If you are taking a full sauder course load, you will without a doubt be crazy busy at some points. So don’t waste your time on pointless readings or quizzes. So unless you have no life OR genuinely want to read some of the required readings (some can be somewhat interesting), then I would recommend using some of your connections to get answers for some of the quizzes. They are quite short and overall not worth a lot, and so if you are able to save 2-4 hours each week from the pre-readings I would definitely recommend.
As for your in-class participation marks, you can just pick and choose which classes you want to try in. In my year the participation mark was worth 10% of your mark and so it is definitely not something you want to miss out on. So contrary to my last point, you do want to do some readings. But just make sure that you pick and choose when to do it. I used to fully do all the pre-readings twice during the semester, and then during the class I would raise my hand to answer or add my input every chance the professor gave. The TA would then mark me down for adding valuable input to the class and by the end of the year I got the full 10%.
6. Save your notes
I recommend that you save all your notes, and assignments from all your classes so that you can reference them later on. A lot of the content you learn during first year is built upon during your second year and so it can be helpful to have your original notes to revisit.
7. Beat Your Course (Math 104/184, Comm 290 + others)
Beat your course is an independent service offered where in simple terms it teaches you the entire course in just 6-12 hours. It is offered at an additional price (usually $70-$200) and it has been worth every dollar. For really tough classes like Math 104/184 or Comm 290, having this extra session can really help. They also sometimes teach you different ways of approaching problems that might resonate with you better than your professors method. For the Math one specifically, they go through the exact questions that you will be facing during your final exam and midterms. So if you are struggling with Math, Beat your course will save your ass.
8. Try to get Involved
With everything online it may be more difficult, but if you can get involved with some club or organization I would strongly recommend it. Not only can you make more connections, but more importantly, you will develop your resume and gain some new “STAR” stories for interviews. A star story is basically an example of a time when you displayed some exceptional qualities, and later when you take Comm 202, you will realize how important those STAR stories really are. Once you have some university club/organization experience under your belt, you will be much more well suited for applying to other exec positions in clubs and for when you’re searching for a summer job.

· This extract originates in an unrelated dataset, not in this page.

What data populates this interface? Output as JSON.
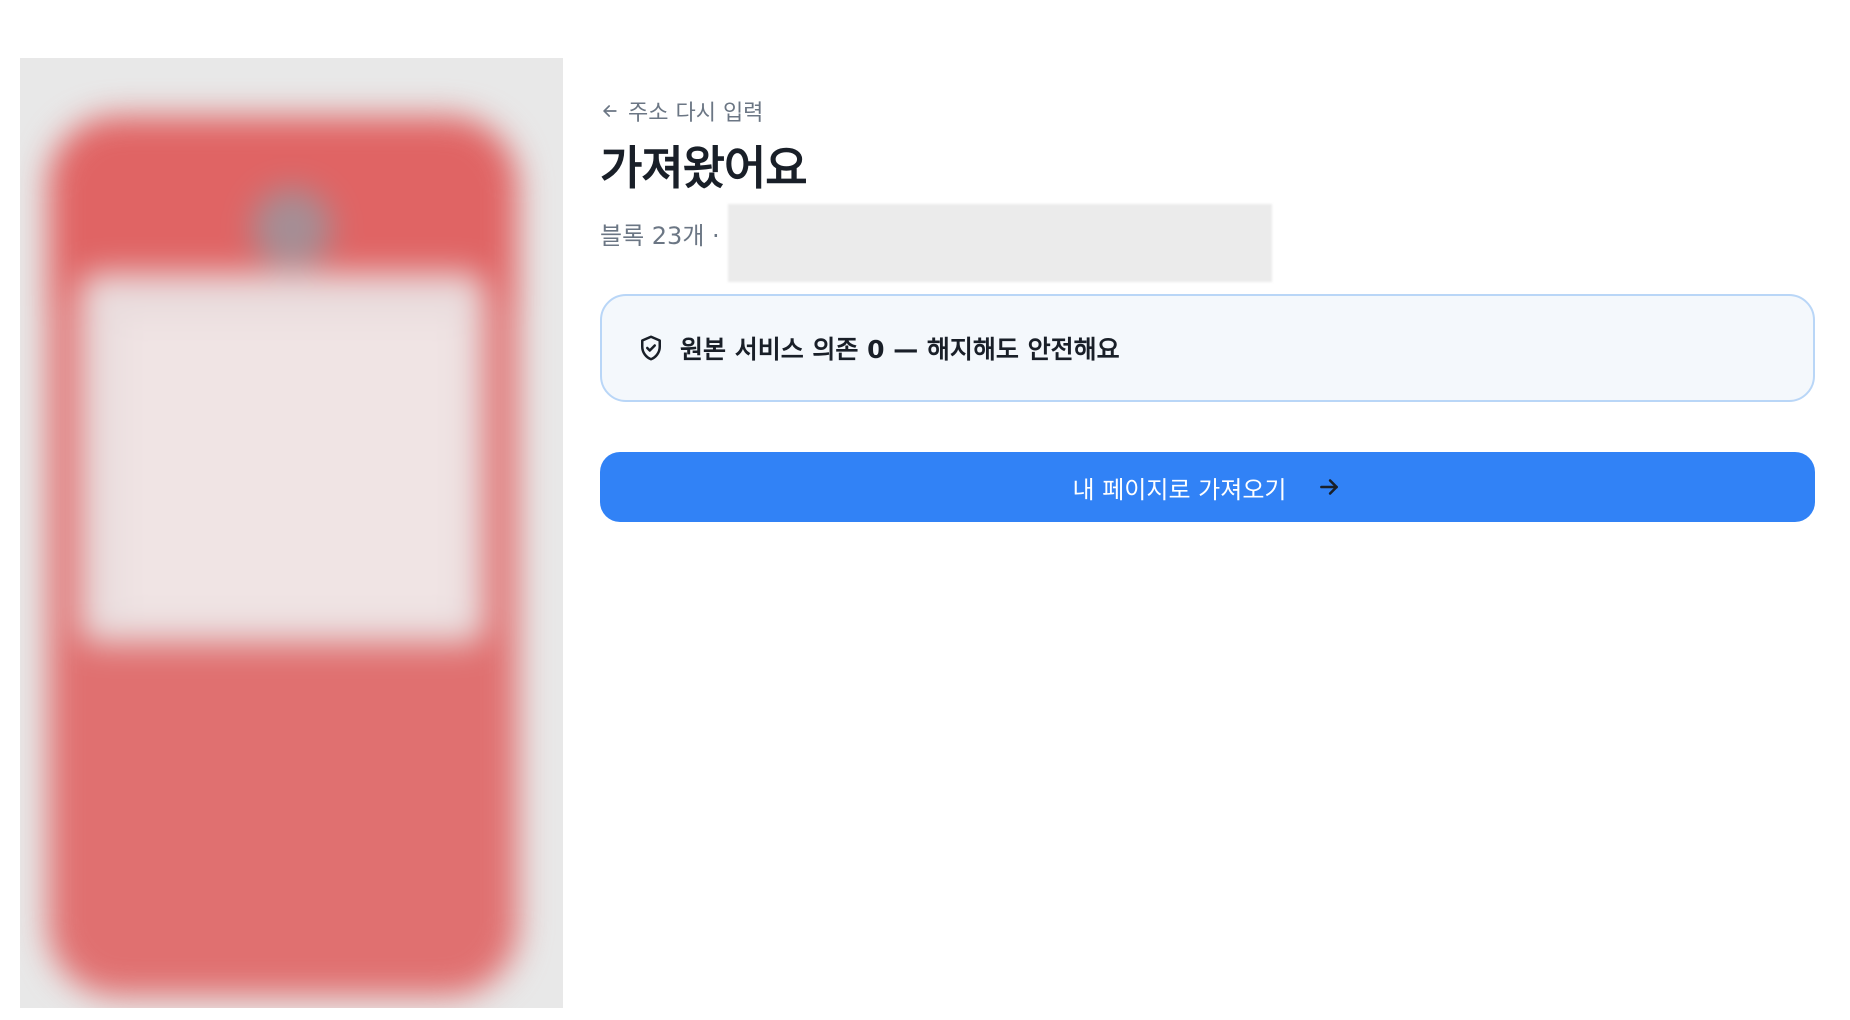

9. Make friends with older students
Making friends with older people can help you out a ton. They will be able to sell you their textbooks for cheap (or even give you their free PDF versions sometimes), give you tons of personal advice for your classes, give you warning and advice you may not hear otherwise, and help you out with work and stuff. Obviously you don’t want to just use them for this, but these are just some of the perks to having older friends in Sauder. A great place to meet older students is at POITS, through clubs and sports teams.
10. Use the UGO

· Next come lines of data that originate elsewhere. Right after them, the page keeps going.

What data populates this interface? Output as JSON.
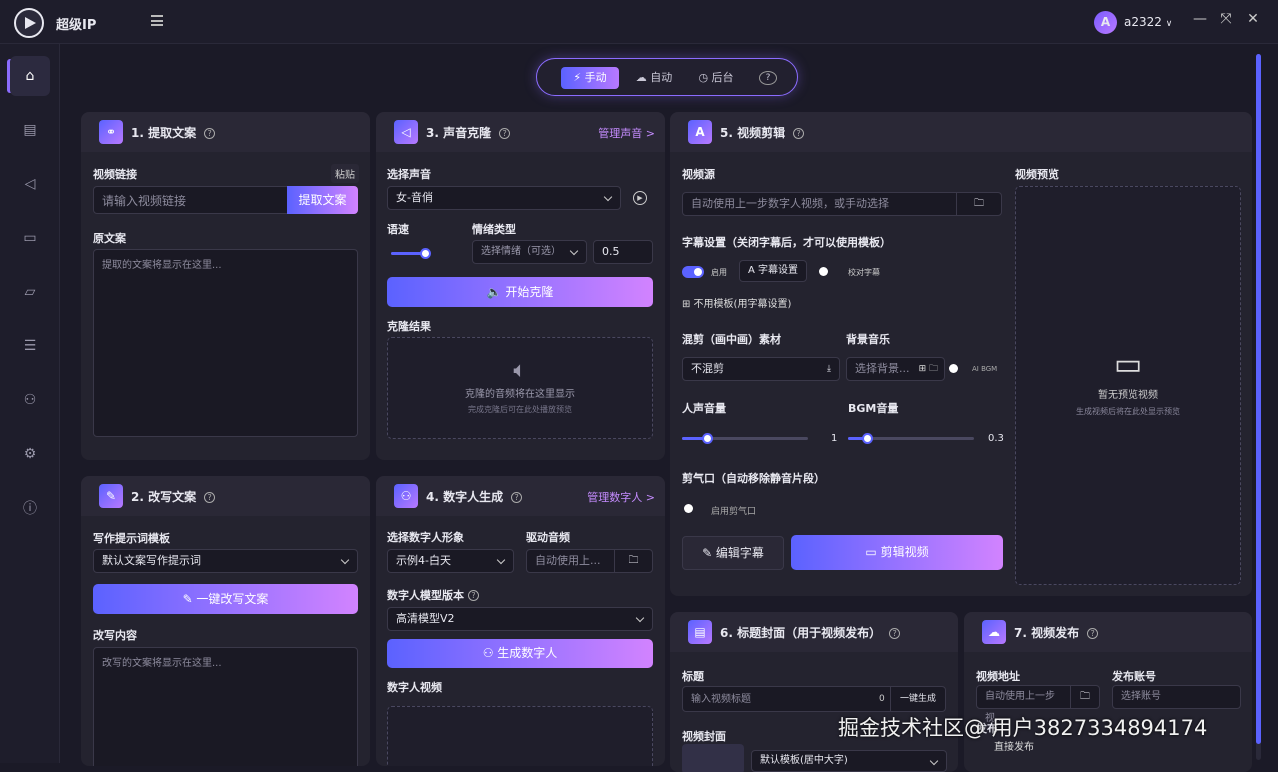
{
  "app": {
    "title": "超级IP",
    "username": "a2322",
    "avatar_letter": "A"
  },
  "window": {
    "minimize": "—",
    "maximize": "⤧",
    "close": "✕"
  },
  "sidebar": [
    "home-icon",
    "file-icon",
    "sound-icon",
    "video-icon",
    "folder-icon",
    "list-icon",
    "user-icon",
    "settings-icon",
    "help-icon"
  ],
  "modes": {
    "manual": "⚡ 手动",
    "auto": "☁ 自动",
    "background": "◷ 后台",
    "help": "?"
  },
  "p1": {
    "title": "1. 提取文案",
    "link_label": "视频链接",
    "paste": "粘贴",
    "link_placeholder": "请输入视频链接",
    "extract_btn": "提取文案",
    "orig_label": "原文案",
    "orig_placeholder": "提取的文案将显示在这里..."
  },
  "p2": {
    "title": "2. 改写文案",
    "tpl_label": "写作提示词模板",
    "tpl_value": "默认文案写作提示词",
    "rewrite_btn": "✎ 一键改写文案",
    "content_label": "改写内容",
    "content_placeholder": "改写的文案将显示在这里..."
  },
  "p3": {
    "title": "3. 声音克隆",
    "manage": "管理声音 >",
    "voice_label": "选择声音",
    "voice_value": "女-音俏",
    "speed_label": "语速",
    "emotion_label": "情绪类型",
    "emotion_value": "选择情绪（可选）",
    "emotion_num": "0.5",
    "clone_btn": "🔈 开始克隆",
    "result_label": "克隆结果",
    "result_text": "克隆的音频将在这里显示",
    "result_sub": "完成克隆后可在此处播放预览",
    "speed_value": 0.3
  },
  "p4": {
    "title": "4. 数字人生成",
    "manage": "管理数字人 >",
    "avatar_label": "选择数字人形象",
    "avatar_value": "示例4-白天",
    "audio_label": "驱动音频",
    "audio_value": "自动使用上...",
    "model_label": "数字人模型版本",
    "model_value": "高清模型V2",
    "gen_btn": "⚇ 生成数字人",
    "video_label": "数字人视频"
  },
  "p5": {
    "title": "5. 视频剪辑",
    "src_label": "视频源",
    "src_value": "自动使用上一步数字人视频，或手动选择",
    "sub_label": "字幕设置（关闭字幕后，才可以使用模板）",
    "enable": "启用",
    "sub_settings": "A 字幕设置",
    "proofread": "校对字幕",
    "no_template": "⊞ 不用模板(用字幕设置)",
    "mix_label": "混剪（画中画）素材",
    "mix_value": "不混剪",
    "bgm_label": "背景音乐",
    "bgm_value": "选择背景...",
    "ai_bgm": "AI BGM",
    "voice_vol_label": "人声音量",
    "voice_vol": "1",
    "bgm_vol_label": "BGM音量",
    "bgm_vol": "0.3",
    "cut_label": "剪气口（自动移除静音片段）",
    "cut_enable": "启用剪气口",
    "edit_sub_btn": "✎ 编辑字幕",
    "cut_btn": "剪辑视频",
    "preview_label": "视频预览",
    "no_preview": "暂无预览视频",
    "preview_sub": "生成视频后将在此处显示预览",
    "voice_vol_fraction": 0.2,
    "bgm_vol_fraction": 0.15
  },
  "p6": {
    "title": "6. 标题封面（用于视频发布）",
    "title_label": "标题",
    "title_placeholder": "输入视频标题",
    "count": "0",
    "one_click": "一键生成",
    "cover_label": "视频封面",
    "cover_tpl": "默认模板(居中大字)"
  },
  "p7": {
    "title": "7. 视频发布",
    "addr_label": "视频地址",
    "addr_value": "自动使用上一步视...",
    "account_label": "发布账号",
    "account_value": "选择账号",
    "publish_label": "发布",
    "direct": "直接发布"
  },
  "watermark": "掘金技术社区@ 用户3827334894174"
}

The Sauder Undergraduate Office can be a huge resource for you. You’re probably all already familiar with what they do from the emails you’ve been receiving, but my tip is to not be shy when you need their services. They will help you plan your courses, and can even help you get into full classes sometimes. THey will be able to answer just about any question for you, and unlike other faculties, they will actually be helpful and knowledgeable. Just make sure that you prepare and do your homework first, so that you are not just asking them questions that you easily could’ve found on the Sauder website.